▸ What is being asked
For each line in the data below that holds "object", return a copy.

▸ Data extracts
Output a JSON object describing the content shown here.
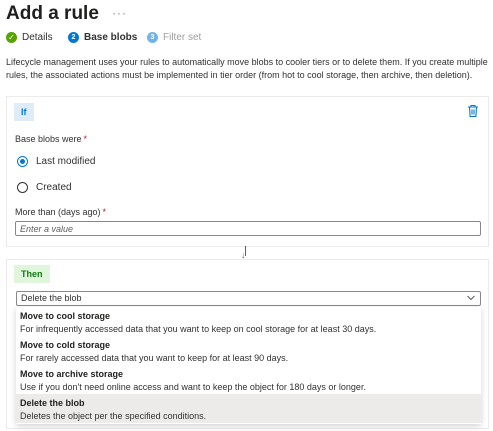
{
  "header": {
    "title": "Add a rule",
    "more": "···"
  },
  "steps": [
    {
      "label": "Details",
      "state": "done",
      "marker": "✓"
    },
    {
      "label": "Base blobs",
      "state": "current",
      "marker": "2"
    },
    {
      "label": "Filter set",
      "state": "upcoming",
      "marker": "3"
    }
  ],
  "description": "Lifecycle management uses your rules to automatically move blobs to cooler tiers or to delete them. If you create multiple rules, the associated actions must be implemented in tier order (from hot to cool storage, then archive, then deletion).",
  "if_card": {
    "badge": "If",
    "base_label": "Base blobs were",
    "required": "*",
    "options": [
      {
        "label": "Last modified",
        "selected": true
      },
      {
        "label": "Created",
        "selected": false
      }
    ],
    "days_label": "More than (days ago)",
    "days_placeholder": "Enter a value",
    "days_value": ""
  },
  "then_card": {
    "badge": "Then",
    "action_selected": "Delete the blob",
    "action_options": [
      {
        "title": "Move to cool storage",
        "description": "For infrequently accessed data that you want to keep on cool storage for at least 30 days.",
        "selected": false
      },
      {
        "title": "Move to cold storage",
        "description": "For rarely accessed data that you want to keep for at least 90 days.",
        "selected": false
      },
      {
        "title": "Move to archive storage",
        "description": "Use if you don't need online access and want to keep the object for 180 days or longer.",
        "selected": false
      },
      {
        "title": "Delete the blob",
        "description": "Deletes the object per the specified conditions.",
        "selected": true
      }
    ]
  },
  "colors": {
    "accent": "#0078d4",
    "success": "#57a300",
    "required": "#a4262c",
    "then_badge_bg": "#dff6dd",
    "if_badge_bg": "#deecf9",
    "selected_option_bg": "#edebe9"
  },
  "icons": {
    "more": "more-horizontal-icon",
    "delete": "trash-icon",
    "chevron": "chevron-down-icon",
    "flow": "arrow-down-icon"
  }
}
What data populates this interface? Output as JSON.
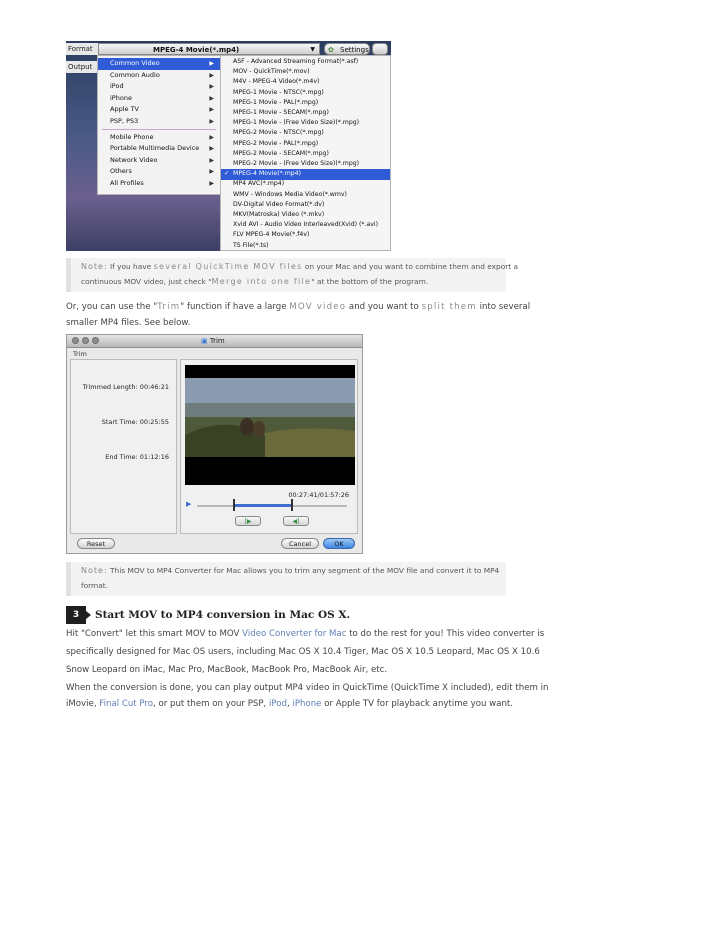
{
  "screenshot1": {
    "format_label": "Format",
    "output_label": "Output",
    "format_value": "MPEG-4 Movie(*.mp4)",
    "settings_label": "Settings",
    "categories": [
      "Common Video",
      "Common Audio",
      "iPod",
      "iPhone",
      "Apple TV",
      "PSP, PS3",
      "Mobile Phone",
      "Portable Multimedia Device",
      "Network Video",
      "Others",
      "All Profiles"
    ],
    "formats": [
      "ASF - Advanced Streaming Format(*.asf)",
      "MOV - QuickTime(*.mov)",
      "M4V - MPEG-4 Video(*.m4v)",
      "MPEG-1 Movie - NTSC(*.mpg)",
      "MPEG-1 Movie - PAL(*.mpg)",
      "MPEG-1 Movie - SECAM(*.mpg)",
      "MPEG-1 Movie - (Free Video Size)(*.mpg)",
      "MPEG-2 Movie - NTSC(*.mpg)",
      "MPEG-2 Movie - PAL(*.mpg)",
      "MPEG-2 Movie - SECAM(*.mpg)",
      "MPEG-2 Movie - (Free Video Size)(*.mpg)",
      "MPEG-4 Movie(*.mp4)",
      "MP4 AVC(*.mp4)",
      "WMV - Windows Media Video(*.wmv)",
      "DV-Digital Video Format(*.dv)",
      "MKV(Matroska) Video (*.mkv)",
      "Xvid AVI - Audio Video Interleaved(Xvid) (*.avi)",
      "FLV MPEG-4 Movie(*.f4v)",
      "TS File(*.ts)"
    ]
  },
  "note1": {
    "label": "Note:",
    "l1_a": "If you have",
    "l1_b": "several QuickTime MOV files",
    "l1_c": "on your Mac and you want to combine them and export a",
    "l2_a": "continuous MOV video, just check \"",
    "l2_b": "Merge into one file",
    "l2_c": "\" at the bottom of the program."
  },
  "para1": {
    "l1_a": "Or, you can use the \"",
    "l1_b": "Trim",
    "l1_c": "\" function if have a large",
    "l1_d": "MOV video",
    "l1_e": "and you want to",
    "l1_f": "split them",
    "l1_g": "into several",
    "l2": "smaller MP4 files. See below."
  },
  "screenshot2": {
    "window_title": "Trim",
    "group_label": "Trim",
    "trimmed_length": "Trimmed Length: 00:46:21",
    "start_time": "Start Time: 00:25:55",
    "end_time": "End Time: 01:12:16",
    "timecode": "00:27:41/01:57:26",
    "reset_label": "Reset",
    "cancel_label": "Cancel",
    "ok_label": "OK"
  },
  "note2": {
    "label": "Note:",
    "l1": "This MOV to MP4 Converter for Mac allows you to trim any segment of the MOV file and convert it to MP4",
    "l2": "format."
  },
  "step": {
    "number": "3",
    "title": "Start MOV to MP4 conversion in Mac OS X."
  },
  "para2": {
    "l1_a": "Hit \"Convert\" let this smart MOV to MOV",
    "l1_link": "Video Converter for Mac",
    "l1_b": "to do the rest for you! This video converter is",
    "l2": "specifically designed for Mac OS users, including Mac OS X 10.4 Tiger, Mac OS X 10.5 Leopard, Mac OS X 10.6",
    "l3": "Snow Leopard on iMac, Mac Pro, MacBook, MacBook Pro, MacBook Air, etc."
  },
  "para3": {
    "l1": "When the conversion is done, you can play output MP4 video in QuickTime (QuickTime X included), edit them in",
    "l2_a": "iMovie,",
    "l2_link1": "Final Cut Pro",
    "l2_b": ", or put them on your PSP,",
    "l2_link2": "iPod",
    "l2_c": ",",
    "l2_link3": "iPhone",
    "l2_d": "or Apple TV for playback anytime you want."
  },
  "colors": {
    "link": "#5f7fb5",
    "menu_highlight": "#2f5bd7",
    "note_bg": "#f3f3f3"
  }
}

▸ Response area
Output a JSON object describing the content shown here.
        "description": "Use if you don't need online access and want to keep the object for 180 days or longer.",
        "description": "Deletes the object per the specified conditions.",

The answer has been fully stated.